In the wake of last week’s conference at the Rose Theatre Kingston on Shakespeare Our Contemporary, Jan Kott’s mouldbreaking 1964 book which juxtaposed the Bard with Ionesco, Beckett and post-war political reality, comes Polish company Song of the Goat’s Songs of Lear. The show, we’re told, will bring ‘to life the subtle energies and rhythms that govern Shakespeare’s tragedy…weav[ing] a story out of gestures words and music. Each song is a starting point for another ‘dramatic poem’ where the music becomes characters, relationships and events.’ Like most people in the audience, I suspect, I have no idea what the evening will bring.
The set is spartan: a semi circle of black chairs underneath microphones which hang overhead. They seem, peculiarly, to punctuate the space – both perfunctory and enticing. Some instruments lie on one side of the circle, soon to be breathed into life by musicians, Maciej Rychly, Rafal Habel and Kacper Kuszewski. The cast of singers appear, the evening begins, and from the first moment we’re caught in a web of visceral musicality. Monika Dryl opens her heart out to In Paradisum (lyrics based on a Gregorian chant), her exquisite vocals like a thread winding its way across the room. The first ‘painting’ of the show sets the scene: in the beginning there was love and harmony.
At the beginning of each scene (which he describes as a ‘musical painting’) Company founder Grzegorz Bral explains what the essence of the narrative will be. It’s a curious convention and at times a little mechanical – but at others, it underlines the show as a construct, building a portal to ‘conscious’ exploration. We’re at once both observing the experiment and paradoxically engaged in something sublime and overwhelming: caught in the paradigm of King Lear and – instead of observing the drama – swept along with it by the forceful musical tide
As Bral said flatly at the opening of the Kott conference, ‘Songs of Lear is not about adaptation. The text is a starting point, the crucial part leading us somewhere else’. Bral expands on Kott’s take on Shakespeare as ‘a lived philosophy’ and cites Mongolian throat prayers and Greek Lamentations as influences on his work.
These are all present in the musical composition, Painting 4: Cordelia’s Warning, a rendition of The Gospel of Thomas and of King Lear’s warning. The instrumentation features the sierszenki (a bagpipe-type of traditional instrument), harmonium and kora which conjure ancient sounds (arabic to celtic), capturing the primal terror unleashed at this point in the drama.
Bral describes this method as ‘a revealed poetry’, and compares reading Shakespeare to the way religious people read holy books: ‘True poetry comes as a revelation..my theatre is all about how you connect with this experience of poetry’. Bral relates his theatre practice to the Polish concept of the ‘Dreaming Body’, the idea of looking holistically beyond the rational.
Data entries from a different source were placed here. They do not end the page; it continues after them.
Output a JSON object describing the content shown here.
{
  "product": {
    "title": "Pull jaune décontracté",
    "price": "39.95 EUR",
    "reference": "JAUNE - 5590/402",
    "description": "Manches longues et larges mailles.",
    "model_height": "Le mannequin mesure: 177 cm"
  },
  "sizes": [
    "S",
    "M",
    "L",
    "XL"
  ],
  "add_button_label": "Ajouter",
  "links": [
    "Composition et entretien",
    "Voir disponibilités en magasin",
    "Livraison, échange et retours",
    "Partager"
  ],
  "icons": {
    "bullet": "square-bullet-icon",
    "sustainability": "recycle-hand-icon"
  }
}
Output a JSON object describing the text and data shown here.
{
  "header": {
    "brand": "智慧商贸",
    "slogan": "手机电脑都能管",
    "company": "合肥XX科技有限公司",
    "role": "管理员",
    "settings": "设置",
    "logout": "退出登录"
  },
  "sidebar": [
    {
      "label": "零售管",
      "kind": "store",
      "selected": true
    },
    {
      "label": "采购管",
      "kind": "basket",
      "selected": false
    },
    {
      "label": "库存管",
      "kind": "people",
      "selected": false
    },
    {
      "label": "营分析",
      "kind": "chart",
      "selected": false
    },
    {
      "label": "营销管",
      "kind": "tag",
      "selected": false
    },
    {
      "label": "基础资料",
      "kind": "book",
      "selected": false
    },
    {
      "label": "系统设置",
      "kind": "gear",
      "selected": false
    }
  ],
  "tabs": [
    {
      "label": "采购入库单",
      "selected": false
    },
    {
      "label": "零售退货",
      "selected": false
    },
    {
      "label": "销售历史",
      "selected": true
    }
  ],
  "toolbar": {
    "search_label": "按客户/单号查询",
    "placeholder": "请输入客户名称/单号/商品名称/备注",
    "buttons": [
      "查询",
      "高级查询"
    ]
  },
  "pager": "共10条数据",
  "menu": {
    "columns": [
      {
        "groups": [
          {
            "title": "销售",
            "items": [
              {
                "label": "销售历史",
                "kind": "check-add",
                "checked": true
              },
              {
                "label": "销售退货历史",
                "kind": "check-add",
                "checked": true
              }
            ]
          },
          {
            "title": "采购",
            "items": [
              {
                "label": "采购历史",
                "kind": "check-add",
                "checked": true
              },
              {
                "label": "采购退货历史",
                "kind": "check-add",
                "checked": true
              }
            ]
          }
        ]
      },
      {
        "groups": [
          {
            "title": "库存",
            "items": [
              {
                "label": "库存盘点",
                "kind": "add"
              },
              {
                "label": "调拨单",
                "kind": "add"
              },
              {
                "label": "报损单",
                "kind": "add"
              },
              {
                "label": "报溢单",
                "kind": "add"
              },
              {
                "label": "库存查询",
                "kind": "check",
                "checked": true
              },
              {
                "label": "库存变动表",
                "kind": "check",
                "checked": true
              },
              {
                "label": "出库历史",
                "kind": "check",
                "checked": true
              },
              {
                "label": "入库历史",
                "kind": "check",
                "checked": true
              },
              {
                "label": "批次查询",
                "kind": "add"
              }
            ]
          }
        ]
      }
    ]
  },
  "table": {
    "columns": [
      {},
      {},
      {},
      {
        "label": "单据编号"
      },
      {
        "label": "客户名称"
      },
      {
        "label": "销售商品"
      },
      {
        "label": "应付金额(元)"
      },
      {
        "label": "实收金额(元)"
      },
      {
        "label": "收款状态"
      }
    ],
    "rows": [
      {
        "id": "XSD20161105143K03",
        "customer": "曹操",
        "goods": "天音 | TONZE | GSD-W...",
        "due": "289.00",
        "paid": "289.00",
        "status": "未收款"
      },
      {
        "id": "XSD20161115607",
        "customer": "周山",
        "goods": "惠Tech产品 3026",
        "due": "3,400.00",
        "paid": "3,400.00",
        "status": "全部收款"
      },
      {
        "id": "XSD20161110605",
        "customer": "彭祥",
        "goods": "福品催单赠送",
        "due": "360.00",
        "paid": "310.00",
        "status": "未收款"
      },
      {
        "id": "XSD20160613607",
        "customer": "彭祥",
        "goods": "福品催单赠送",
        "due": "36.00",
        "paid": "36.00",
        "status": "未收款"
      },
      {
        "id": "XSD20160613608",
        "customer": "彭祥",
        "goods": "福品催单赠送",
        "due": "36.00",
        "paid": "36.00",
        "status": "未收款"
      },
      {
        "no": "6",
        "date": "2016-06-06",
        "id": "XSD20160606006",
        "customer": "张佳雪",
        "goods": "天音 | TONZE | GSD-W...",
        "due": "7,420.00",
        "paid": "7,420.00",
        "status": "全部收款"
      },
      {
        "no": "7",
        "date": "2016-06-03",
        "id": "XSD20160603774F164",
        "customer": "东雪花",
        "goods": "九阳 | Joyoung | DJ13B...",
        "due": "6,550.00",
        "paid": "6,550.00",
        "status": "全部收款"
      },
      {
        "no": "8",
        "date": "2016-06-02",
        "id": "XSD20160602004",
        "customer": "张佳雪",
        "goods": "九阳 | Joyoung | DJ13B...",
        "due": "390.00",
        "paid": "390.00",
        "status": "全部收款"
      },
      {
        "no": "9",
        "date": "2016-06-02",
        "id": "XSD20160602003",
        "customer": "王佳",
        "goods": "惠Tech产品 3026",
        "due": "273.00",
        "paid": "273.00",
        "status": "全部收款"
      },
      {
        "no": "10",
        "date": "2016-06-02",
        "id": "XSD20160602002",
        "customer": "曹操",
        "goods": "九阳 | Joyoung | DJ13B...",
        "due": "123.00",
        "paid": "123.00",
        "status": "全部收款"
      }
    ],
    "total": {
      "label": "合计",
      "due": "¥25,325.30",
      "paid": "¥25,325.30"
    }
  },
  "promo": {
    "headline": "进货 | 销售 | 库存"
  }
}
His ‘theatre of musicality’ sounds much like shamanistic journeying to get to the source of things, building dramatic tension between music and narrative.
In the following scene we see a broken Cordelia sitting on a chair crying through the lyrics of Painting no.5 Jewels of our Father: Her fragile words break through the tears engulfing her, and Dryl’s emotional outpour, consistent throughout the lament, is devastating. The only respite lies in the next two paintings: Ave Maris Stella and In Paradisum Part 2, setting the scene for Painting 8: War – the show-stopper of the piece.
Julianna Bloodgood is a powerhouse here: her vocals matched by choreographed arm movements, the rhythmic drumming adding to the tension. As the climax returns to base, the desolate sound inspired by Lear’s Christ cipher via Ave Maria and the final ‘Death’ painting, a traditional Tibetan piece like a merciless dirge, leaves the audience in abject silence, as defenceless and bereft as the characters onstage.
At the conference Bral asked, unforgettably, ‘Do we really live through words? There was a time when words represented the object. No longer.’ Bral described horse-whisperers he’d met in South Africa, with their ‘living experience’ of the word: ‘They communicated in ways that were not about conveying information’.
Indeed, what we’ve learnt on this evening is that our interconnectedness (with everything, including text) reveals itself most profoundly through the surrendering of definitions. Although we may have lost sight of the strict chronology of Shakespeare’s play, we’ve somehow lived through the ecstasy and anguish of the experience through these musical paintings alone. ‘Singing songs with other people,’ Bral says, ‘is a physical sensation, the impact is real’. Songs of Lear is an example of just how painful, joyful and beautiful that can be.
Songs of Lear at the Battersea Arts Centre was supported by the Polish Cultural Institute, London.